#### Source data:
┄┄┄┄┄┄┄┄┄┄

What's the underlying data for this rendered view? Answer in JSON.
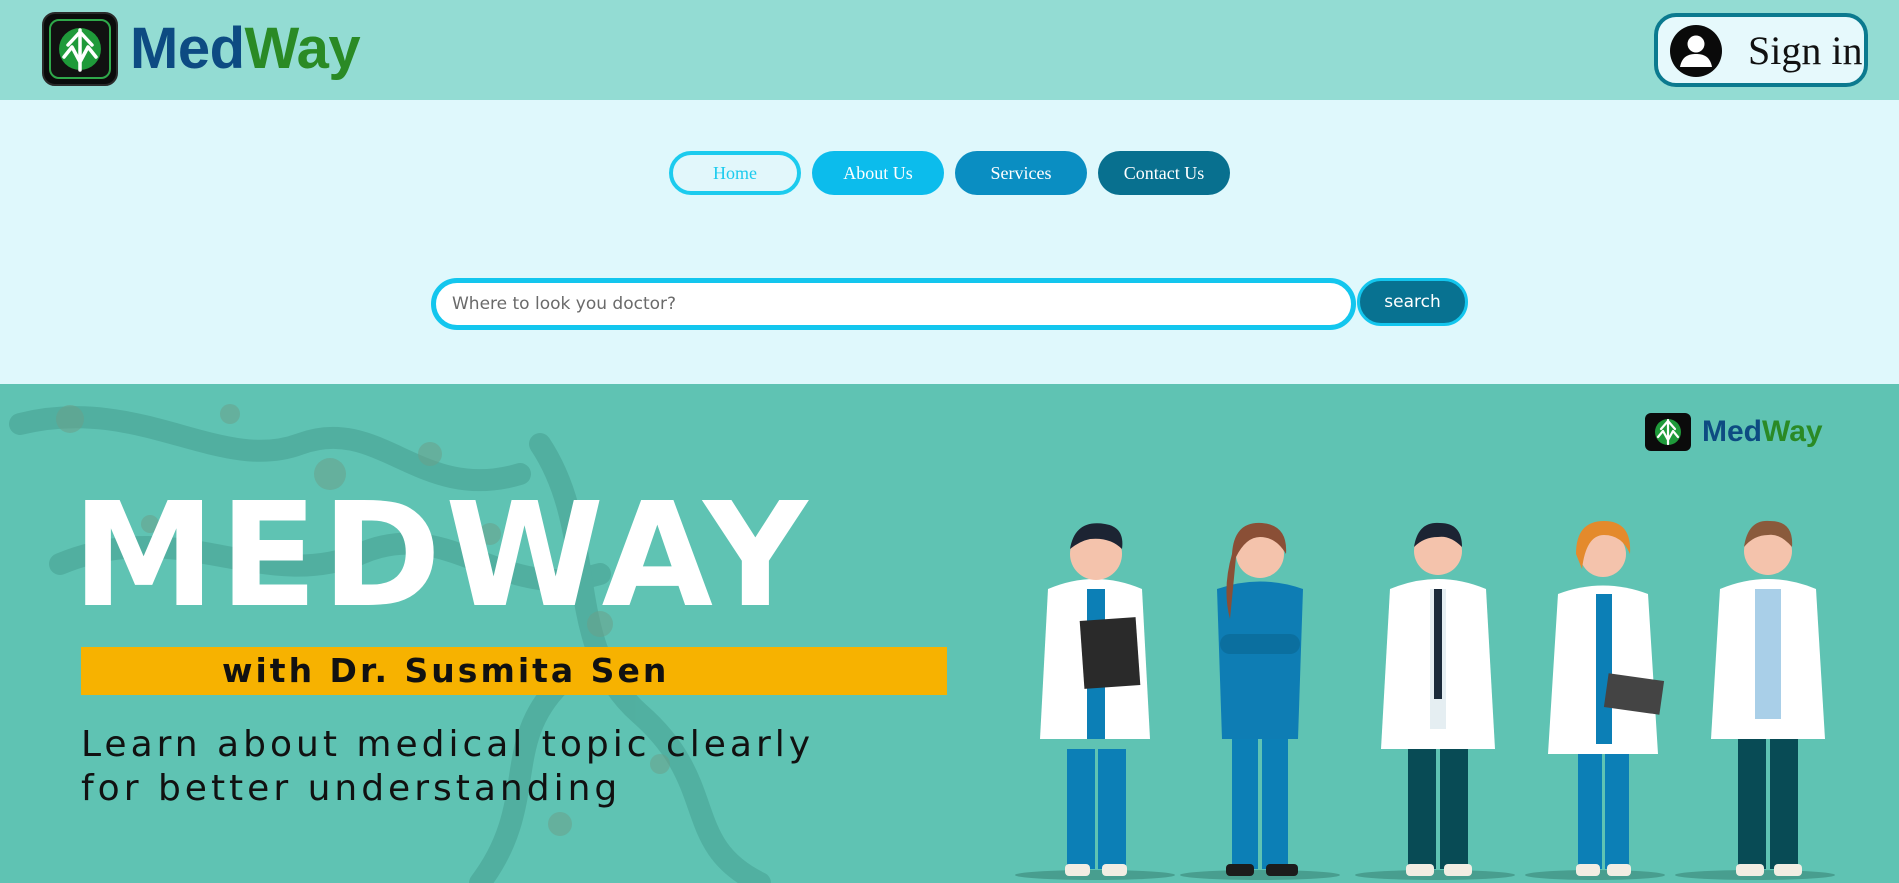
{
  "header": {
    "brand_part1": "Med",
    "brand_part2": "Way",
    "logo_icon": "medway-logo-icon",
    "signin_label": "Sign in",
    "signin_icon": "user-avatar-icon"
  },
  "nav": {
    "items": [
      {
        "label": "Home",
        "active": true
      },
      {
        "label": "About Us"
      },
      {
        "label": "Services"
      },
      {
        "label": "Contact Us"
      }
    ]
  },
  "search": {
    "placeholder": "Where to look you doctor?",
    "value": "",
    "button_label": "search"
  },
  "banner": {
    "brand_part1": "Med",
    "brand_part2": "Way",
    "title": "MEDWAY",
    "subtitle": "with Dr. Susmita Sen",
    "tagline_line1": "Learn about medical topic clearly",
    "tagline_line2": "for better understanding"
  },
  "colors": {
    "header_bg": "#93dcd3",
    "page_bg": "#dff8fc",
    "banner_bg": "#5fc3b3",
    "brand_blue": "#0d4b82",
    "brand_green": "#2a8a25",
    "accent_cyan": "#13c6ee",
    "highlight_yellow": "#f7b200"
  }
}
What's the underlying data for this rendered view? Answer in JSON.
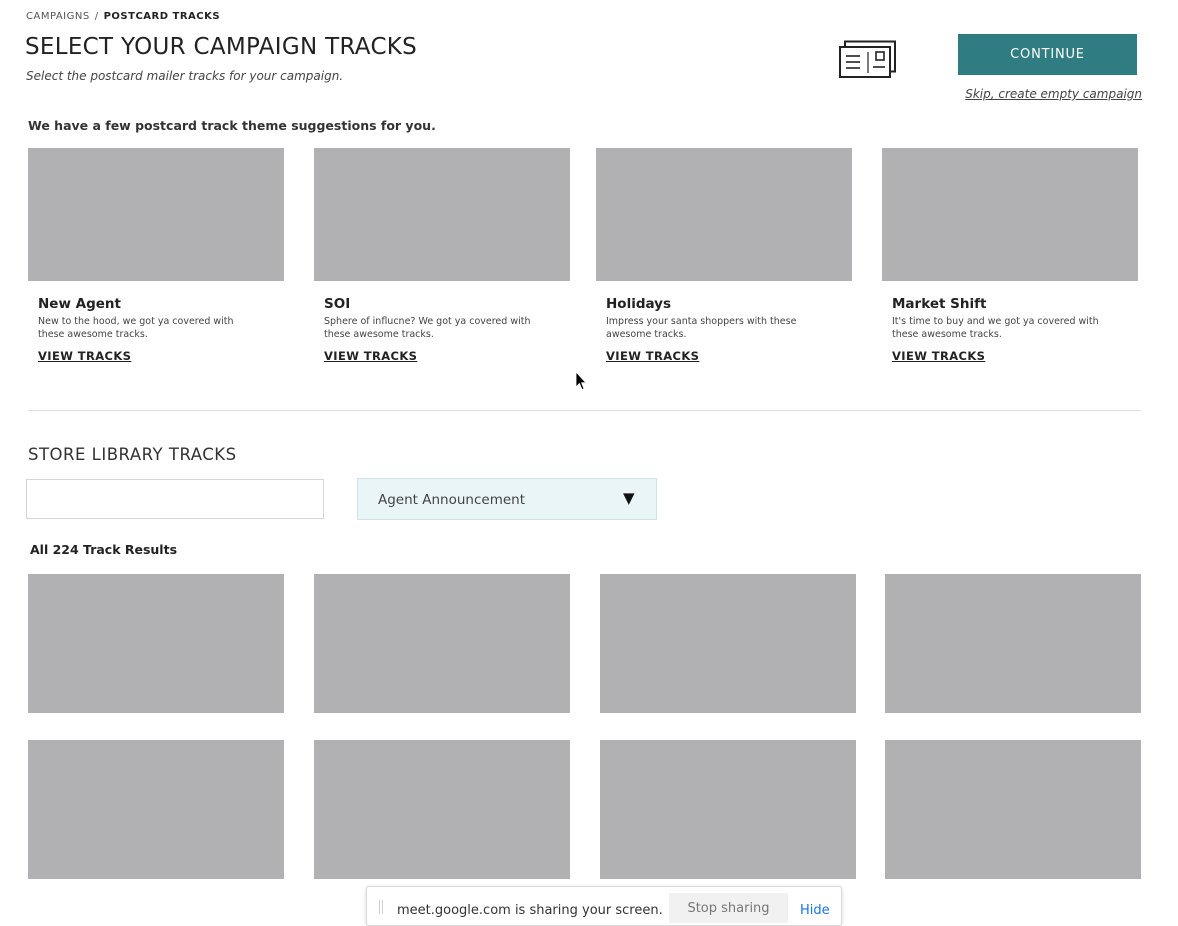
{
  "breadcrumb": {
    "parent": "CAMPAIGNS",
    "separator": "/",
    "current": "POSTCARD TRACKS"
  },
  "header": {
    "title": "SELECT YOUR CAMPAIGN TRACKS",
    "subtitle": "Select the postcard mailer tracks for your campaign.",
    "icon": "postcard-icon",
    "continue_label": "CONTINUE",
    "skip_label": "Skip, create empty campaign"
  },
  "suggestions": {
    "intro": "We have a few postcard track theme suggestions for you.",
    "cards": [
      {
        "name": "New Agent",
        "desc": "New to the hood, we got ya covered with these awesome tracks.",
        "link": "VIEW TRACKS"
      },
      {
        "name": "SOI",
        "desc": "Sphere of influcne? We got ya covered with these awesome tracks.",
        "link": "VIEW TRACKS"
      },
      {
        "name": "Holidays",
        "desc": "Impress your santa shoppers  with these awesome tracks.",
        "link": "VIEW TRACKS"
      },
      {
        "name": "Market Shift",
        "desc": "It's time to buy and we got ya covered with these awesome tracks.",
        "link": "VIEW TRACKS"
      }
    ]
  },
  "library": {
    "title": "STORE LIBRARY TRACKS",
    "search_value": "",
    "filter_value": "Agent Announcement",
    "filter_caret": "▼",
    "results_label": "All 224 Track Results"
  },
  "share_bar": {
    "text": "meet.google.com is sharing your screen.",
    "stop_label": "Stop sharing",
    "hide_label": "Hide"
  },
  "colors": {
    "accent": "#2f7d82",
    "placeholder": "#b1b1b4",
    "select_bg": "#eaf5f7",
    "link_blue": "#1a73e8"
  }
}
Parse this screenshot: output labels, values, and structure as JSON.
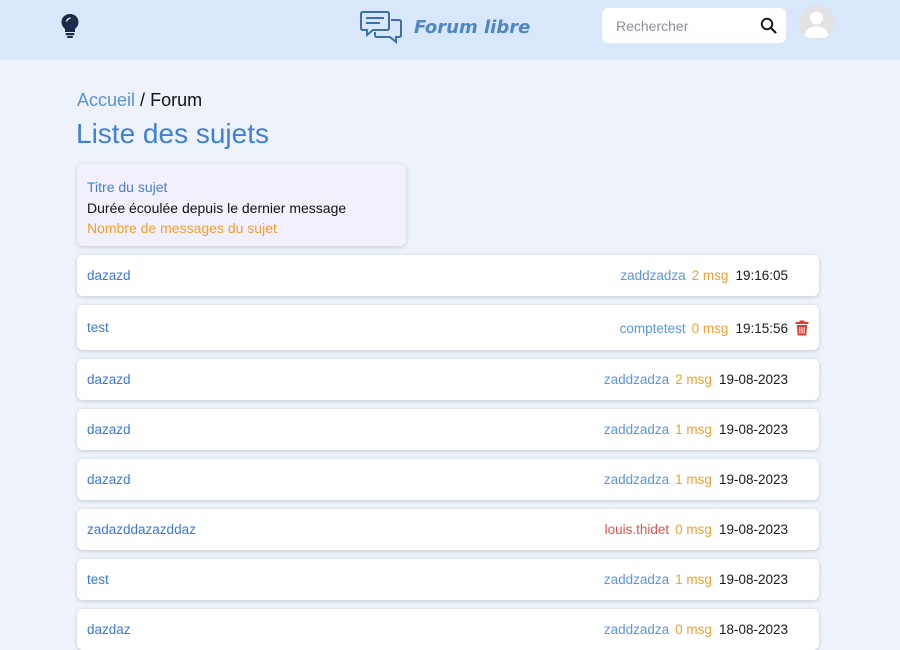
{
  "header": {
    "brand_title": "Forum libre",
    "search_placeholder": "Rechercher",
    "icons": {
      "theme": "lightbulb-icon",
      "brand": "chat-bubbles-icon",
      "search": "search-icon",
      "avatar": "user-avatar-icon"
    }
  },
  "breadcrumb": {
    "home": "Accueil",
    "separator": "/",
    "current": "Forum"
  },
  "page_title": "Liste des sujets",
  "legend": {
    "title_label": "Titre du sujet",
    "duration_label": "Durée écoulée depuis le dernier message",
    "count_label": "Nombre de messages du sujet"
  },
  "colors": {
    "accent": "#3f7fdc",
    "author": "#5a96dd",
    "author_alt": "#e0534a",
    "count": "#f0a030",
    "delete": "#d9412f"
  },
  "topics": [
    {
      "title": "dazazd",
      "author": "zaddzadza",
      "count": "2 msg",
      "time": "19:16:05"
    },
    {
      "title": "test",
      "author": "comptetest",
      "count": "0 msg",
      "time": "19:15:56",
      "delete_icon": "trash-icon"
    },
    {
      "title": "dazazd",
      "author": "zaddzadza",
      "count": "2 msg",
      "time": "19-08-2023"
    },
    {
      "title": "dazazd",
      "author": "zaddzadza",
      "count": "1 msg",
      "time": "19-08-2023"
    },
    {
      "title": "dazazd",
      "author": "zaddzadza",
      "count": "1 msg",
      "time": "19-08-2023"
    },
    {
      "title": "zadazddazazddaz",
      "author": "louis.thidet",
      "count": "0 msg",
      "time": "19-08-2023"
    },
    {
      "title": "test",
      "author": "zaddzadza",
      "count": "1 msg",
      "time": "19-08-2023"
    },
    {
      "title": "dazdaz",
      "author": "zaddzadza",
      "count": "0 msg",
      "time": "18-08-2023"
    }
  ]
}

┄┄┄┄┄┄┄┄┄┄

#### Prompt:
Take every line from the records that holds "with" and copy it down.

#### Result of this task:
    "subtitle": "with Dr. Susmita Sen",
        "desc": "New to the hood, we got ya covered with these awesome tracks.",
        "desc": "Sphere of influcne? We got ya covered with these awesome tracks.",
        "desc": "Impress your santa shoppers  with these awesome tracks.",
        "desc": "It's time to buy and we got ya covered with these awesome tracks.",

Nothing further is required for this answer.